Influences on Learning

Learning is impacted by prior knowledge (and misunderstandings), a learners’ belief system, and environmental barriers. Environmental barriers include economic, physical, political, linguistic, ethnocultural, and social ones. For example, societal barriers include gender bias.

According to Pinker’s debate with Spelke (2010) at the Harvard Mind, Brain, Behavior series, there’s a great deal of parental discrimination in raising and reporting on sons versus daughters’ individual differences in math and science. She suggested that this produces a pattern of discrimination in favor of sons. For example, parents of 6th or 8th graders thought that their sons were better at math and science than parents of daughters of the same age. Subsequently, females may lose interest or be discouraged due to a lack of encouragement. Of note, male and female students at that age both reported liking math. Fortunately, teachers of that same age group reported no gender biases.

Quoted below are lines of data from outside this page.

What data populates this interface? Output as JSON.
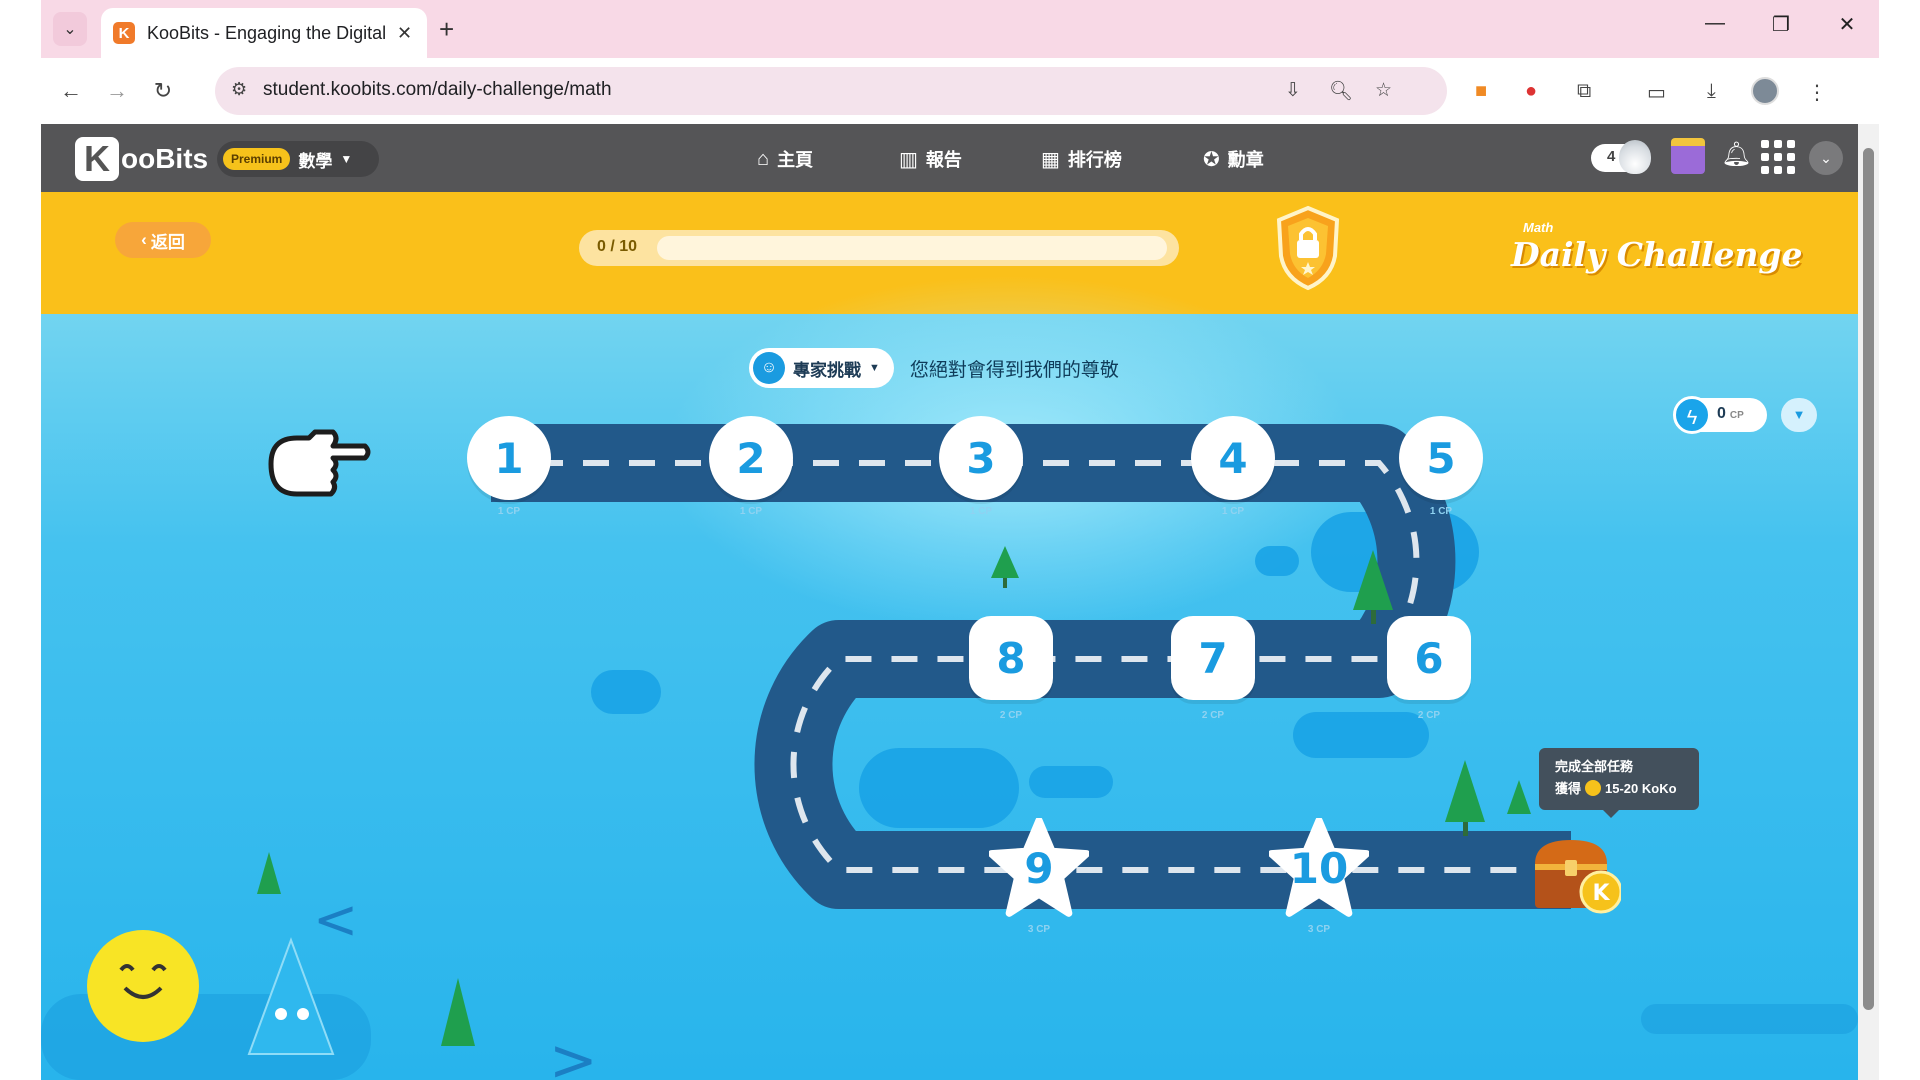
{
  "browser": {
    "tab_title": "KooBits - Engaging the Digital H",
    "url": "student.koobits.com/daily-challenge/math",
    "window_controls": [
      "minimize",
      "restore",
      "close"
    ]
  },
  "header": {
    "logo_k": "K",
    "logo_text": "ooBits",
    "premium_label": "Premium",
    "subject": "數學",
    "nav": [
      {
        "label": "主頁",
        "icon": "home-icon"
      },
      {
        "label": "報告",
        "icon": "bar-chart-icon"
      },
      {
        "label": "排行榜",
        "icon": "leaderboard-icon"
      },
      {
        "label": "勳章",
        "icon": "badge-icon"
      }
    ],
    "flame_count": "4"
  },
  "challenge_bar": {
    "back_label": "返回",
    "progress_text": "0 / 10",
    "progress_fraction": 0.0,
    "title_small": "Math",
    "title_big": "Daily Challenge"
  },
  "map": {
    "mode_label": "專家挑戰",
    "mode_desc": "您絕對會得到我們的尊敬",
    "cp_value": "0",
    "cp_unit": "CP",
    "tooltip_line1": "完成全部任務",
    "tooltip_line2_prefix": "獲得",
    "tooltip_line2_suffix": "15-20 KoKo",
    "chest_coin": "K",
    "nodes": [
      {
        "n": "1",
        "cp": "1 CP"
      },
      {
        "n": "2",
        "cp": "1 CP"
      },
      {
        "n": "3",
        "cp": "1 CP"
      },
      {
        "n": "4",
        "cp": "1 CP"
      },
      {
        "n": "5",
        "cp": "1 CP"
      },
      {
        "n": "6",
        "cp": "2 CP"
      },
      {
        "n": "7",
        "cp": "2 CP"
      },
      {
        "n": "8",
        "cp": "2 CP"
      },
      {
        "n": "9",
        "cp": "3 CP"
      },
      {
        "n": "10",
        "cp": "3 CP"
      }
    ]
  },
  "colors": {
    "header_bg": "#555557",
    "challenge_bar": "#fac01a",
    "map_sky": "#45c2ef",
    "road": "#22598a",
    "node_text": "#1a9be0"
  }
}
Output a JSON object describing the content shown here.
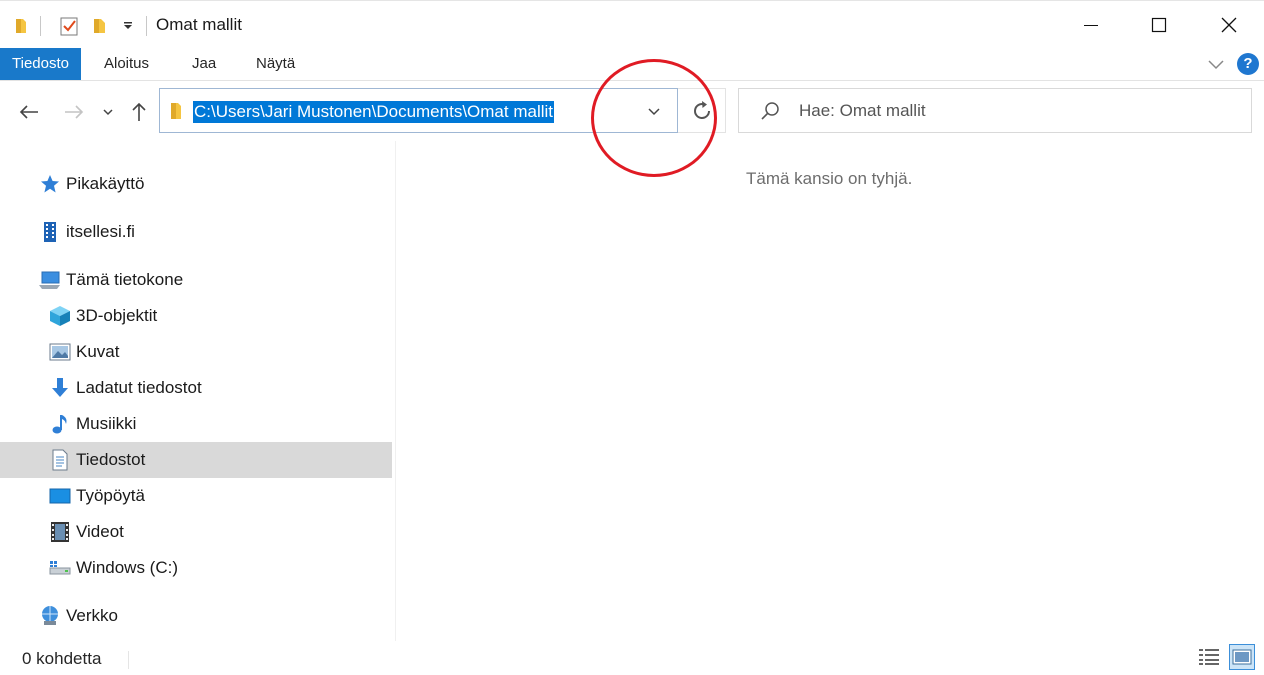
{
  "window": {
    "title": "Omat mallit",
    "controls": {
      "minimize": "minimize-icon",
      "maximize": "maximize-icon",
      "close": "close-icon"
    }
  },
  "quick_access_toolbar": [
    "folder-icon",
    "properties-icon",
    "new-folder-icon",
    "customize-dropdown-icon"
  ],
  "ribbon": {
    "tabs": [
      {
        "label": "Tiedosto",
        "active": true
      },
      {
        "label": "Aloitus"
      },
      {
        "label": "Jaa"
      },
      {
        "label": "Näytä"
      }
    ],
    "help": "?"
  },
  "navigation": {
    "address": "C:\\Users\\Jari Mustonen\\Documents\\Omat mallit",
    "search_placeholder": "Hae: Omat mallit"
  },
  "sidebar": {
    "items": [
      {
        "label": "Pikakäyttö",
        "icon": "star-icon"
      },
      {
        "label": "itsellesi.fi",
        "icon": "building-icon"
      },
      {
        "label": "Tämä tietokone",
        "icon": "computer-icon"
      },
      {
        "label": "3D-objektit",
        "icon": "cube-icon"
      },
      {
        "label": "Kuvat",
        "icon": "pictures-icon"
      },
      {
        "label": "Ladatut tiedostot",
        "icon": "download-icon"
      },
      {
        "label": "Musiikki",
        "icon": "music-icon"
      },
      {
        "label": "Tiedostot",
        "icon": "documents-icon",
        "selected": true
      },
      {
        "label": "Työpöytä",
        "icon": "desktop-icon"
      },
      {
        "label": "Videot",
        "icon": "video-icon"
      },
      {
        "label": "Windows (C:)",
        "icon": "drive-icon"
      },
      {
        "label": "Verkko",
        "icon": "network-icon"
      }
    ]
  },
  "content": {
    "empty_message": "Tämä kansio on tyhjä."
  },
  "status_bar": {
    "item_count": "0 kohdetta"
  },
  "colors": {
    "accent": "#1979ca",
    "selection": "#0078d7",
    "annotation": "#e01b24"
  }
}
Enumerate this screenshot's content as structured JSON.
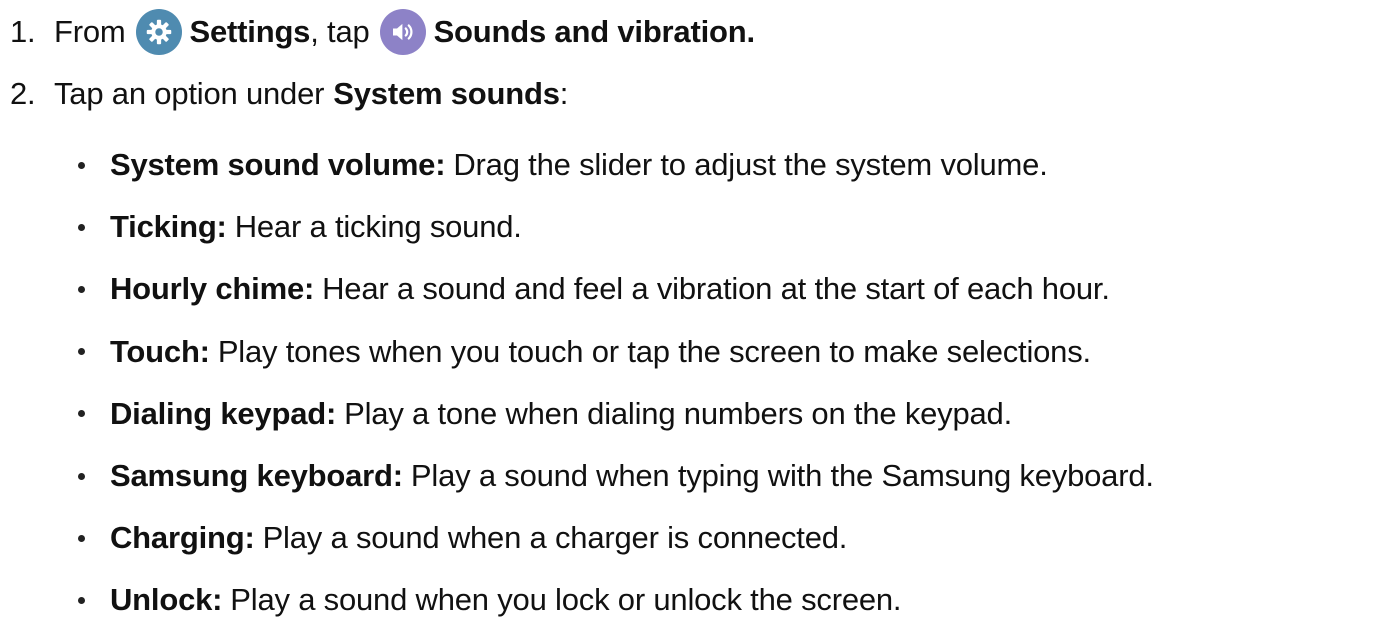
{
  "steps": [
    {
      "number": "1.",
      "text_before": "From",
      "icon1": "settings-gear-icon",
      "term1": "Settings",
      "text_middle": ", tap",
      "icon2": "sound-speaker-icon",
      "term2": "Sounds and vibration."
    },
    {
      "number": "2.",
      "text_before": "Tap an option under",
      "term": "System sounds",
      "text_after": ":"
    }
  ],
  "options": [
    {
      "term": "System sound volume:",
      "description": "Drag the slider to adjust the system volume."
    },
    {
      "term": "Ticking:",
      "description": "Hear a ticking sound."
    },
    {
      "term": "Hourly chime:",
      "description": "Hear a sound and feel a vibration at the start of each hour."
    },
    {
      "term": "Touch:",
      "description": "Play tones when you touch or tap the screen to make selections."
    },
    {
      "term": "Dialing keypad:",
      "description": "Play a tone when dialing numbers on the keypad."
    },
    {
      "term": "Samsung keyboard:",
      "description": "Play a sound when typing with the Samsung keyboard."
    },
    {
      "term": "Charging:",
      "description": "Play a sound when a charger is connected."
    },
    {
      "term": "Unlock:",
      "description": "Play a sound when you lock or unlock the screen."
    }
  ],
  "colors": {
    "settings_icon_bg": "#4f8bb0",
    "sounds_icon_bg": "#8d82c7",
    "text": "#111111"
  }
}
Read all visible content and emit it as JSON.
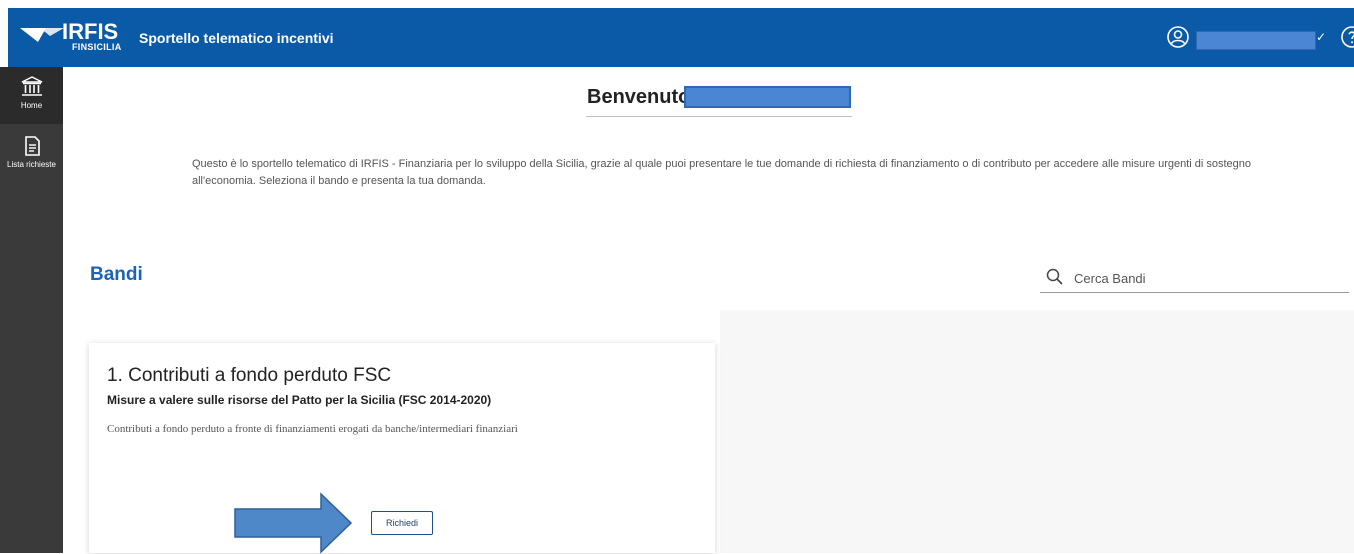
{
  "header": {
    "logo_text": "IRFIS",
    "logo_subtext": "FINSICILIA",
    "app_title": "Sportello telematico incentivi",
    "user_chevron": "✓"
  },
  "sidebar": {
    "items": [
      {
        "label": "Home",
        "icon": "bank-icon"
      },
      {
        "label": "Lista richieste",
        "icon": "document-icon"
      }
    ]
  },
  "main": {
    "welcome": "Benvenuto",
    "intro": "Questo è lo sportello telematico di IRFIS - Finanziaria per lo sviluppo della Sicilia, grazie al quale puoi presentare le tue domande di richiesta di finanziamento o di contributo per accedere alle misure urgenti di sostegno all'economia. Seleziona il bando e presenta la tua domanda.",
    "section_title": "Bandi",
    "search": {
      "placeholder": "Cerca Bandi",
      "value": ""
    }
  },
  "bandi": [
    {
      "title": "1. Contributi a fondo perduto FSC",
      "subtitle": "Misure a valere sulle risorse del Patto per la Sicilia (FSC 2014-2020)",
      "description": "Contributi a fondo perduto a fronte di finanziamenti erogati da banche/intermediari finanziari",
      "button_label": "Richiedi"
    }
  ],
  "colors": {
    "header_bg": "#0a5aa8",
    "sidebar_bg": "#3a3a3a",
    "accent": "#1a63b8",
    "redaction": "#4a86d4"
  }
}
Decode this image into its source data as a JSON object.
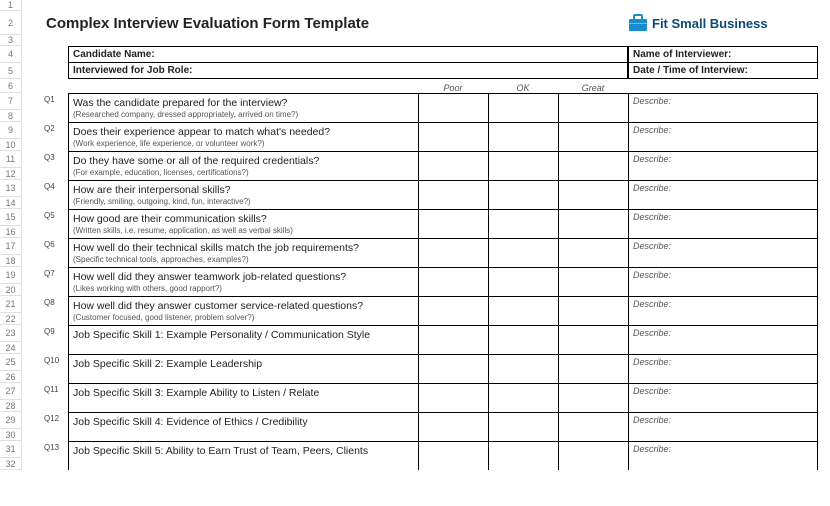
{
  "title": "Complex Interview Evaluation Form Template",
  "logo": {
    "brand": "Fit Small Business"
  },
  "header": {
    "candidate_name": "Candidate Name:",
    "job_role": "Interviewed for Job Role:",
    "interviewer": "Name of Interviewer:",
    "datetime": "Date / Time of Interview:"
  },
  "ratings": {
    "poor": "Poor",
    "ok": "OK",
    "great": "Great"
  },
  "describe": "Describe:",
  "rows": [
    "1",
    "2",
    "3",
    "4",
    "5",
    "6",
    "7",
    "8",
    "9",
    "10",
    "11",
    "12",
    "13",
    "14",
    "15",
    "16",
    "17",
    "18",
    "19",
    "20",
    "21",
    "22",
    "23",
    "24",
    "25",
    "26",
    "27",
    "28",
    "29",
    "30",
    "31",
    "32"
  ],
  "questions": [
    {
      "id": "Q1",
      "text": "Was the candidate prepared for the interview?",
      "sub": "(Researched company, dressed appropriately, arrived on time?)"
    },
    {
      "id": "Q2",
      "text": "Does their experience appear to match what's needed?",
      "sub": "(Work experience, life experience, or volunteer work?)"
    },
    {
      "id": "Q3",
      "text": "Do they have some or all of the required credentials?",
      "sub": "(For example, education, licenses, certifications?)"
    },
    {
      "id": "Q4",
      "text": "How are their interpersonal skills?",
      "sub": "(Friendly, smiling, outgoing, kind, fun, interactive?)"
    },
    {
      "id": "Q5",
      "text": "How good are their communication skills?",
      "sub": "(Written skills, i.e. resume, application, as well as verbal skills)"
    },
    {
      "id": "Q6",
      "text": "How well do their technical skills match the job requirements?",
      "sub": "(Specific technical tools, approaches, examples?)"
    },
    {
      "id": "Q7",
      "text": "How well did they answer teamwork job-related questions?",
      "sub": "(Likes working with others, good rapport?)"
    },
    {
      "id": "Q8",
      "text": "How well did they answer customer service-related questions?",
      "sub": "(Customer focused, good listener, problem solver?)"
    },
    {
      "id": "Q9",
      "text": "Job Specific Skill 1: Example Personality / Communication Style",
      "sub": ""
    },
    {
      "id": "Q10",
      "text": "Job Specific Skill 2: Example Leadership",
      "sub": ""
    },
    {
      "id": "Q11",
      "text": "Job Specific Skill 3: Example Ability to Listen / Relate",
      "sub": ""
    },
    {
      "id": "Q12",
      "text": "Job Specific Skill 4: Evidence of Ethics / Credibility",
      "sub": ""
    },
    {
      "id": "Q13",
      "text": "Job Specific Skill 5: Ability to Earn Trust of Team, Peers, Clients",
      "sub": ""
    }
  ]
}
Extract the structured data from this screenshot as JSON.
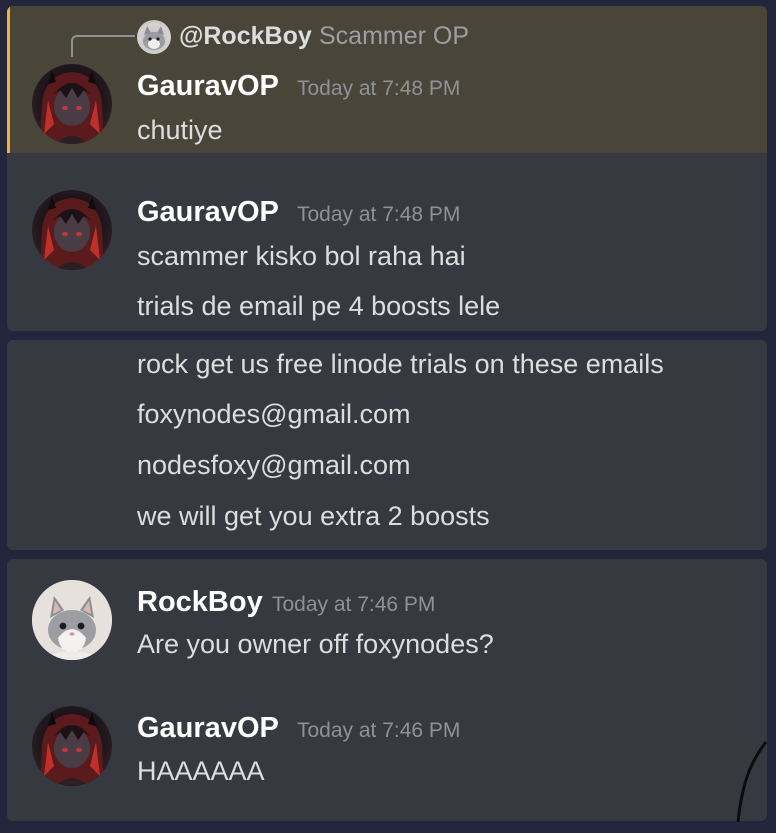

My Personal Learning Theory

My personal learning theory is a myriad of best practices supported by human learning theories of behaviorism, cognitivism, and constructivism. I place constructivism within the cognitivist umbrella term as a subset. I adhere to the need to show measurable outcomes, which is rooted in behaviorism. An example would be the utilization of measurable objectives. Moreover, I acknowledge the use of positive reinforcement to enhance learning. As for cognitive theory, I adhere to cognitivists’ self-regulated learning. For example, I’m a constant learner who reflects on my own understanding of a topic or methodology and seeks ongoing education.

From constructivism, I utilize Vygotsky’s (1978) sociocultural learning theory to address misconceptions. For instance, I use the term ‘smart mistakes.’ These types of errors are often based on preconceived rules, such as the application of false cognates to a second language. In this situation, the learner is drawing from their first language that is part of their sociocultural background.

Want to learn more about my scholarly opinion on learning? See my blog post on Where Learning Happens. View my Teaching Philosophy.

References

Pinker, S. & Spelke, E. S. (2010). The science of gender and science. Harvard Mind, Brain, Behavior. [Presentation]. President & Fellows of Harvard University. Retrieved fromhttp://isites.harvard.edu/icb/icb.do?keyword=k69509&pageid=icb.page334500&pageContentId=icb.pagecontent698262&view=watch.do&viewParam_entry=28700&state=maximize#a_icb_pagecontent698262

Vygotsky, L. S. (1978). Mind in society: The development of higher psychological processes. Cambridge, MA: Harvard University Press.


Sandra Annette Rogers, Ph.D.

Teacherrogers Products
Pre-K, Kindergarten, First, Second, Third, Fourth, Fifth, Sixth, Seventh, Eighth, Ninth, Tenth, Eleventh, Twelfth, Higher Education, Adult Education, Homeschooler, Staff, Not Grade Specific - TeachersPayTeachers.com